What the task asks:
What lines in the entries below contain the word "Pizzo"? Copy all of them.
◆ ◆ ◆ ◆
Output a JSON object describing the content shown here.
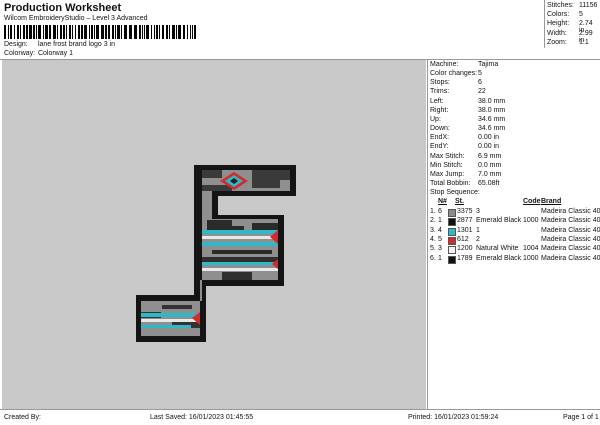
{
  "header": {
    "title": "Production Worksheet",
    "subtitle": "Wilcom EmbroideryStudio – Level 3 Advanced",
    "design_label": "Design:",
    "design_value": "lane frost brand logo 3 in",
    "colorway_label": "Colorway:",
    "colorway_value": "Colorway 1"
  },
  "stats": [
    {
      "label": "Stitches:",
      "value": "11156"
    },
    {
      "label": "Colors:",
      "value": "5"
    },
    {
      "label": "Height:",
      "value": "2.74 in"
    },
    {
      "label": "Width:",
      "value": "2.99 in"
    },
    {
      "label": "Zoom:",
      "value": "1:1"
    }
  ],
  "info": [
    {
      "label": "Machine:",
      "value": "Tajima"
    },
    {
      "label": "Color changes:",
      "value": "5"
    },
    {
      "label": "Stops:",
      "value": "6"
    },
    {
      "label": "Trims:",
      "value": "22"
    },
    {
      "label": "Left:",
      "value": "38.0 mm"
    },
    {
      "label": "Right:",
      "value": "38.0 mm"
    },
    {
      "label": "Up:",
      "value": "34.6 mm"
    },
    {
      "label": "Down:",
      "value": "34.6 mm"
    },
    {
      "label": "EndX:",
      "value": "0.00 in"
    },
    {
      "label": "EndY:",
      "value": "0.00 in"
    },
    {
      "label": "Max Stitch:",
      "value": "6.9 mm"
    },
    {
      "label": "Min Stitch:",
      "value": "0.0 mm"
    },
    {
      "label": "Max Jump:",
      "value": "7.0 mm"
    },
    {
      "label": "Total Bobbin:",
      "value": "65.08ft"
    }
  ],
  "stop_sequence": {
    "title": "Stop Sequence:",
    "headers": [
      "N#",
      "St.",
      "Code",
      "Brand"
    ],
    "rows": [
      {
        "idx": "1.",
        "n": "6",
        "st": "3375",
        "name": "3",
        "code": "",
        "brand": "Madeira Classic 40",
        "color": "#8c8c8c"
      },
      {
        "idx": "2.",
        "n": "1",
        "st": "2877",
        "name": "Emerald Black",
        "code": "1000",
        "brand": "Madeira Classic 40",
        "color": "#111111"
      },
      {
        "idx": "3.",
        "n": "4",
        "st": "1301",
        "name": "1",
        "code": "",
        "brand": "Madeira Classic 40",
        "color": "#2fb8c8"
      },
      {
        "idx": "4.",
        "n": "5",
        "st": "612",
        "name": "2",
        "code": "",
        "brand": "Madeira Classic 40",
        "color": "#d42a2a"
      },
      {
        "idx": "5.",
        "n": "3",
        "st": "1200",
        "name": "Natural White",
        "code": "1004",
        "brand": "Madeira Classic 40",
        "color": "#f2f2f2"
      },
      {
        "idx": "6.",
        "n": "1",
        "st": "1789",
        "name": "Emerald Black",
        "code": "1000",
        "brand": "Madeira Classic 40",
        "color": "#111111"
      }
    ]
  },
  "footer": {
    "created_by": "Created By:",
    "last_saved": "Last Saved: 16/01/2023 01:45:55",
    "printed": "Printed: 16/01/2023 01:59:24",
    "page": "Page 1 of 1"
  }
}
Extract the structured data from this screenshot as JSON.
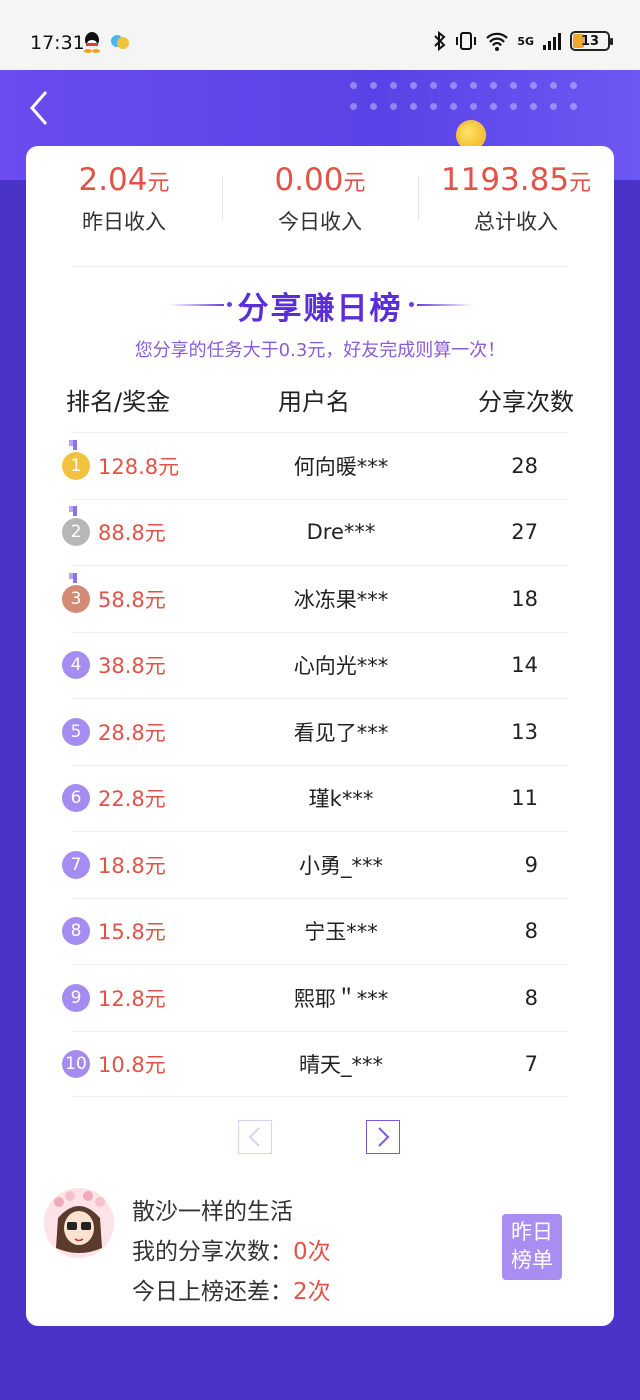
{
  "status_bar": {
    "time": "17:31",
    "battery": "13",
    "network": "5G"
  },
  "header": {
    "back_icon": "chevron-left-icon"
  },
  "stats": [
    {
      "value": "2.04",
      "unit": "元",
      "label": "昨日收入"
    },
    {
      "value": "0.00",
      "unit": "元",
      "label": "今日收入"
    },
    {
      "value": "1193.85",
      "unit": "元",
      "label": "总计收入"
    }
  ],
  "leaderboard": {
    "title": "分享赚日榜",
    "subtitle": "您分享的任务大于0.3元，好友完成则算一次！",
    "columns": {
      "rank": "排名/奖金",
      "user": "用户名",
      "count": "分享次数"
    },
    "rows": [
      {
        "rank": "1",
        "prize": "128.8元",
        "user": "何向暖***",
        "count": "28",
        "color": "#f3c33f"
      },
      {
        "rank": "2",
        "prize": "88.8元",
        "user": "Dre***",
        "count": "27",
        "color": "#b7b7b7"
      },
      {
        "rank": "3",
        "prize": "58.8元",
        "user": "冰冻果***",
        "count": "18",
        "color": "#d28b75"
      },
      {
        "rank": "4",
        "prize": "38.8元",
        "user": "心向光***",
        "count": "14",
        "color": "#a48cf0"
      },
      {
        "rank": "5",
        "prize": "28.8元",
        "user": "看见了***",
        "count": "13",
        "color": "#a48cf0"
      },
      {
        "rank": "6",
        "prize": "22.8元",
        "user": "瑾k***",
        "count": "11",
        "color": "#a48cf0"
      },
      {
        "rank": "7",
        "prize": "18.8元",
        "user": "小勇_***",
        "count": "9",
        "color": "#a48cf0"
      },
      {
        "rank": "8",
        "prize": "15.8元",
        "user": "宁玉***",
        "count": "8",
        "color": "#a48cf0"
      },
      {
        "rank": "9",
        "prize": "12.8元",
        "user": "熙耶＂***",
        "count": "8",
        "color": "#a48cf0"
      },
      {
        "rank": "10",
        "prize": "10.8元",
        "user": "晴天_***",
        "count": "7",
        "color": "#a48cf0"
      }
    ]
  },
  "me": {
    "name": "散沙一样的生活",
    "share_label": "我的分享次数：",
    "share_value": "0次",
    "gap_label": "今日上榜还差：",
    "gap_value": "2次",
    "yesterday_button": "昨日榜单"
  }
}
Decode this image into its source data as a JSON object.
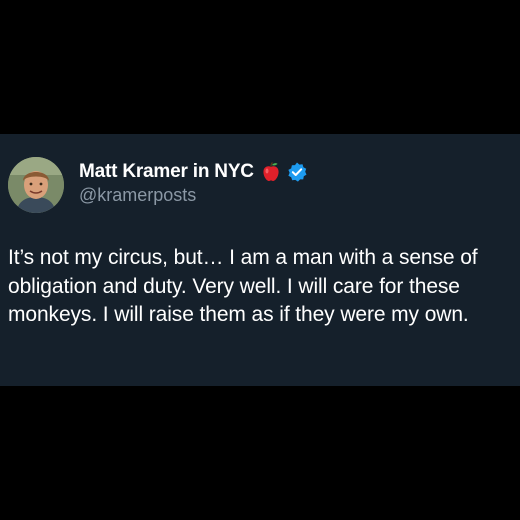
{
  "tweet": {
    "display_name": "Matt Kramer in NYC",
    "name_emoji": "apple-emoji",
    "verified": "verified-badge-icon",
    "handle": "@kramerposts",
    "text": "It’s not my circus, but… I am a man with a sense of obligation and duty. Very well. I will care for these monkeys. I will raise them as if they were my own."
  },
  "colors": {
    "page_background": "#000000",
    "card_background": "#15202b",
    "text_primary": "#ffffff",
    "text_secondary": "#8b98a5",
    "verified_blue": "#1d9bf0",
    "apple_red": "#e0202a"
  }
}
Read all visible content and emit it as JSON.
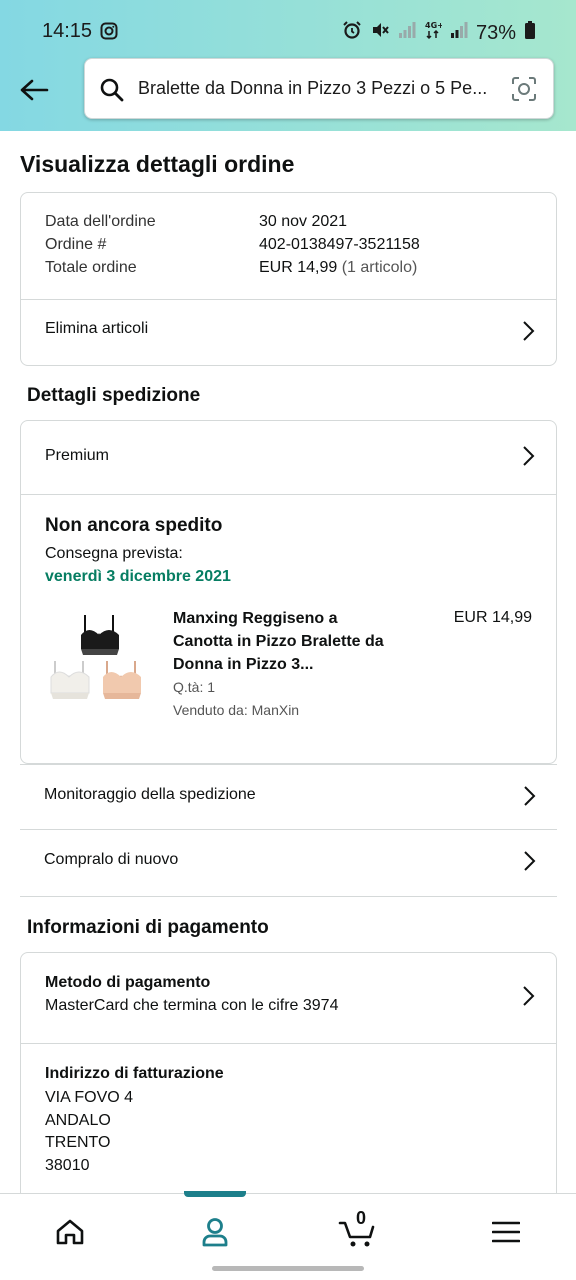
{
  "status_bar": {
    "time": "14:15",
    "battery": "73%",
    "icons": [
      "instagram-icon",
      "alarm-icon",
      "mute-icon",
      "signal-icon",
      "4g-icon",
      "signal-icon",
      "battery-icon"
    ]
  },
  "search": {
    "query": "Bralette da Donna in Pizzo 3 Pezzi o 5 Pe..."
  },
  "page": {
    "title": "Visualizza dettagli ordine"
  },
  "order_summary": {
    "date_label": "Data dell'ordine",
    "date_value": "30 nov 2021",
    "number_label": "Ordine #",
    "number_value": "402-0138497-3521158",
    "total_label": "Totale ordine",
    "total_value": "EUR 14,99",
    "total_items": "(1 articolo)",
    "remove_items_label": "Elimina articoli"
  },
  "shipping": {
    "section_title": "Dettagli spedizione",
    "method": "Premium",
    "status": "Non ancora spedito",
    "delivery_label": "Consegna prevista:",
    "delivery_date": "venerdì 3 dicembre 2021",
    "product": {
      "name_line1": "Manxing Reggiseno a",
      "name_line2": "Canotta in Pizzo Bralette da",
      "name_line3": "Donna in Pizzo 3...",
      "price": "EUR 14,99",
      "qty": "Q.tà: 1",
      "seller": "Venduto da: ManXin"
    },
    "track_label": "Monitoraggio della spedizione",
    "buy_again_label": "Compralo di nuovo"
  },
  "payment": {
    "section_title": "Informazioni di pagamento",
    "method_title": "Metodo di pagamento",
    "method_value": "MasterCard che termina con le cifre 3974",
    "billing_title": "Indirizzo di fatturazione",
    "address_line1": "VIA FOVO 4",
    "address_line2": "ANDALO",
    "address_line3": "TRENTO",
    "address_line4": "38010"
  },
  "bottom_nav": {
    "cart_count": "0",
    "active": "account"
  },
  "colors": {
    "accent": "#1d7f8b",
    "green": "#067d62",
    "header_left": "#84d8e3",
    "header_right": "#a6e7ce"
  }
}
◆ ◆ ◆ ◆
Your solution:
    "query": "Bralette da Donna in Pizzo 3 Pezzi o 5 Pe..."
      "name_line2": "Canotta in Pizzo Bralette da",
      "name_line3": "Donna in Pizzo 3...",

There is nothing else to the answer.